Scientists have discovered the first new type of botulinum toxin in 40 years, and in a highly unusual move, they are keeping the toxin’s genetic sequence data secret for now so that no one can make it in a lab before an effective antitoxin can be developed.

Until now, Clostridium botulinum was known to produce seven types of toxins, all of which cause paralysis by blocking neurotransmitters in humans and animals. The last one was discovered in 1970.

The researchers discovered the new toxin, called botulinum neurotoxin type H, or BoNT/H, as a result of a case of infant botulism. They reported the discovery in two articles published this week in the Journal of Infectious Diseases (JID). Antitoxins are available for the seven other botulinum toxin types, but not for the new one.

Bubonic Plague in Madagascar

A rash of bubonic plague infections is sweeping through Madagascar, raising fears of a black plague epidemic that could cost countless lives. Already, 256 cases were reported last year, causing at least 60 deaths.

The disease is currently spreading through Madagascar’s dilapidated and crowded prison system. Since rats and fleas can easily move in and out of prisons, experts fear that it is only a matter of time before the disease spreads to nearby towns and villages. If and when this happens, the death toll could rise dramatically.

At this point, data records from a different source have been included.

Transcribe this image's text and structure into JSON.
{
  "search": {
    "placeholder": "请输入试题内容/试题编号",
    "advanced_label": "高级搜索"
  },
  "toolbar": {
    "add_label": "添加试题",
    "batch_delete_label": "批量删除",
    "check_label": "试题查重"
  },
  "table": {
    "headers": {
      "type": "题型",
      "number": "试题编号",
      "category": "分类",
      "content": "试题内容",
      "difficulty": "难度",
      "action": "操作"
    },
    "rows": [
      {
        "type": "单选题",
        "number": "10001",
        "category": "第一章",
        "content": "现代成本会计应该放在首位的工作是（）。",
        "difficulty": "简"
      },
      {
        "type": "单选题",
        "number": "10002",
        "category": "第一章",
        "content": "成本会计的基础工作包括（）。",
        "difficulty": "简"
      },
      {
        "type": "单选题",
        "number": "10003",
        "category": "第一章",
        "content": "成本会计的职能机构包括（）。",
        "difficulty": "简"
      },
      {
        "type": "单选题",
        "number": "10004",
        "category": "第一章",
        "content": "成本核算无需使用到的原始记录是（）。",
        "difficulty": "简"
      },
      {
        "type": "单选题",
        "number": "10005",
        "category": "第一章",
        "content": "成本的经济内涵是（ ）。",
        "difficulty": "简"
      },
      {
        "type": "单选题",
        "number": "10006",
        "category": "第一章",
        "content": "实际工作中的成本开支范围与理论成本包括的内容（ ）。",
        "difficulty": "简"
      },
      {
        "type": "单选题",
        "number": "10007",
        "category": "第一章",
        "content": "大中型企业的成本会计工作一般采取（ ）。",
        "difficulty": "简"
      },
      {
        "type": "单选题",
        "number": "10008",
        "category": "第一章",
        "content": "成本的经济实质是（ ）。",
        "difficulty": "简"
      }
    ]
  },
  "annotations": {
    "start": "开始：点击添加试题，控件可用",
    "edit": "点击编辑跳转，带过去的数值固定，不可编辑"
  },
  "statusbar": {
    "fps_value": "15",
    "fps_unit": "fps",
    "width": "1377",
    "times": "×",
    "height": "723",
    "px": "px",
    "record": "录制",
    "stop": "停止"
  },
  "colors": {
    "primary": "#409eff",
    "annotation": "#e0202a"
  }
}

The International Red Cross and other health organisations are now working to bring the outbreak under control. Limited resources and the difficulty of stopping the spread of a disease among dense prison populations, however, is complicating efforts. Health experts now fear that the situation could worsen unless proper steps are taken to eradicate the disease.

Madagascar Plague